━━━━━ Data to use ━━━━━
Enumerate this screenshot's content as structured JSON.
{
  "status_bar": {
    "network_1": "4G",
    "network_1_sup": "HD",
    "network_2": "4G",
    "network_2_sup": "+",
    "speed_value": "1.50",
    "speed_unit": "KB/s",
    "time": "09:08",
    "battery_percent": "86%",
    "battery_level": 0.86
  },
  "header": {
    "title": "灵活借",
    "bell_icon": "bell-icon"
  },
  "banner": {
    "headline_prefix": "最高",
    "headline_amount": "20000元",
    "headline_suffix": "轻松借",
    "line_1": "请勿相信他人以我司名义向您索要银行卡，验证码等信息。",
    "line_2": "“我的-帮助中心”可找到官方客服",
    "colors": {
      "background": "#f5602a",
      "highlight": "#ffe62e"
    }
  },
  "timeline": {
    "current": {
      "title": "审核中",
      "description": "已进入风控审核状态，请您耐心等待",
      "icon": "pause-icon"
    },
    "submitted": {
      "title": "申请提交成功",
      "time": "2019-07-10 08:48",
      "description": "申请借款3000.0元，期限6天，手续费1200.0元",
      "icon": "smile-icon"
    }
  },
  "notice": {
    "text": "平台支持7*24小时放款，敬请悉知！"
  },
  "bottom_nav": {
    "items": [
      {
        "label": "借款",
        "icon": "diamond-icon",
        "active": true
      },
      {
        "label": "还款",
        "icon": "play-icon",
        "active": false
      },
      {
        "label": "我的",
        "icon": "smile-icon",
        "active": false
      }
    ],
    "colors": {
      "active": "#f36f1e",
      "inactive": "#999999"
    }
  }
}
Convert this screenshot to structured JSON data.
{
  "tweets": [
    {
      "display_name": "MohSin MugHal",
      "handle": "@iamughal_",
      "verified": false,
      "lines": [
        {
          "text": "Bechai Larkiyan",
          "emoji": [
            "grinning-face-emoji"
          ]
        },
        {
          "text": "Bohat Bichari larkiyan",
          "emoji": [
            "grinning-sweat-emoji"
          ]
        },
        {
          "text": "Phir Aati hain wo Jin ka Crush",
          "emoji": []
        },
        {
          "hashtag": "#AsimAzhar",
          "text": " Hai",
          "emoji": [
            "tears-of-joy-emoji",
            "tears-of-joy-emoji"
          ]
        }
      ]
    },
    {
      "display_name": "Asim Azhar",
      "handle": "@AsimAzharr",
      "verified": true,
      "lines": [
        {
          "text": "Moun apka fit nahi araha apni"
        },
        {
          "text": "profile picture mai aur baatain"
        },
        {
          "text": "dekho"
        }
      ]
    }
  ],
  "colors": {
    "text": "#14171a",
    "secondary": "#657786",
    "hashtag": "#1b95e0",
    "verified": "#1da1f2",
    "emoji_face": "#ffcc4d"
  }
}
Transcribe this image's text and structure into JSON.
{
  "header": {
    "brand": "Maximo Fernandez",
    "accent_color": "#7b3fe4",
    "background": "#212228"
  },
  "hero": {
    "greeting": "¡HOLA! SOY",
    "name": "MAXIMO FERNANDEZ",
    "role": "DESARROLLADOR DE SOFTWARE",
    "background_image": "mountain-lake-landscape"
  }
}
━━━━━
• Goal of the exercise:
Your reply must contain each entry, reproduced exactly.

• Reply to the exercise:
Enumerate this screenshot's content as structured JSON.
{
  "status_bar": {
    "network_1": "4G",
    "network_1_sup": "HD",
    "network_2": "4G",
    "network_2_sup": "+",
    "speed_value": "1.50",
    "speed_unit": "KB/s",
    "time": "09:08",
    "battery_percent": "86%",
    "battery_level": 0.86
  },
  "header": {
    "title": "灵活借",
    "bell_icon": "bell-icon"
  },
  "banner": {
    "headline_prefix": "最高",
    "headline_amount": "20000元",
    "headline_suffix": "轻松借",
    "line_1": "请勿相信他人以我司名义向您索要银行卡，验证码等信息。",
    "line_2": "“我的-帮助中心”可找到官方客服",
    "colors": {
      "background": "#f5602a",
      "highlight": "#ffe62e"
    }
  },
  "timeline": {
    "current": {
      "title": "审核中",
      "description": "已进入风控审核状态，请您耐心等待",
      "icon": "pause-icon"
    },
    "submitted": {
      "title": "申请提交成功",
      "time": "2019-07-10 08:48",
      "description": "申请借款3000.0元，期限6天，手续费1200.0元",
      "icon": "smile-icon"
    }
  },
  "notice": {
    "text": "平台支持7*24小时放款，敬请悉知！"
  },
  "bottom_nav": {
    "items": [
      {
        "label": "借款",
        "icon": "diamond-icon",
        "active": true
      },
      {
        "label": "还款",
        "icon": "play-icon",
        "active": false
      },
      {
        "label": "我的",
        "icon": "smile-icon",
        "active": false
      }
    ],
    "colors": {
      "active": "#f36f1e",
      "inactive": "#999999"
    }
  }
}
Convert this screenshot to structured JSON data.
{
  "tweets": [
    {
      "display_name": "MohSin MugHal",
      "handle": "@iamughal_",
      "verified": false,
      "lines": [
        {
          "text": "Bechai Larkiyan",
          "emoji": [
            "grinning-face-emoji"
          ]
        },
        {
          "text": "Bohat Bichari larkiyan",
          "emoji": [
            "grinning-sweat-emoji"
          ]
        },
        {
          "text": "Phir Aati hain wo Jin ka Crush",
          "emoji": []
        },
        {
          "hashtag": "#AsimAzhar",
          "text": " Hai",
          "emoji": [
            "tears-of-joy-emoji",
            "tears-of-joy-emoji"
          ]
        }
      ]
    },
    {
      "display_name": "Asim Azhar",
      "handle": "@AsimAzharr",
      "verified": true,
      "lines": [
        {
          "text": "Moun apka fit nahi araha apni"
        },
        {
          "text": "profile picture mai aur baatain"
        },
        {
          "text": "dekho"
        }
      ]
    }
  ],
  "colors": {
    "text": "#14171a",
    "secondary": "#657786",
    "hashtag": "#1b95e0",
    "verified": "#1da1f2",
    "emoji_face": "#ffcc4d"
  }
}
Transcribe this image's text and structure into JSON.
{
  "header": {
    "brand": "Maximo Fernandez",
    "accent_color": "#7b3fe4",
    "background": "#212228"
  },
  "hero": {
    "greeting": "¡HOLA! SOY",
    "name": "MAXIMO FERNANDEZ",
    "role": "DESARROLLADOR DE SOFTWARE",
    "background_image": "mountain-lake-landscape"
  }
}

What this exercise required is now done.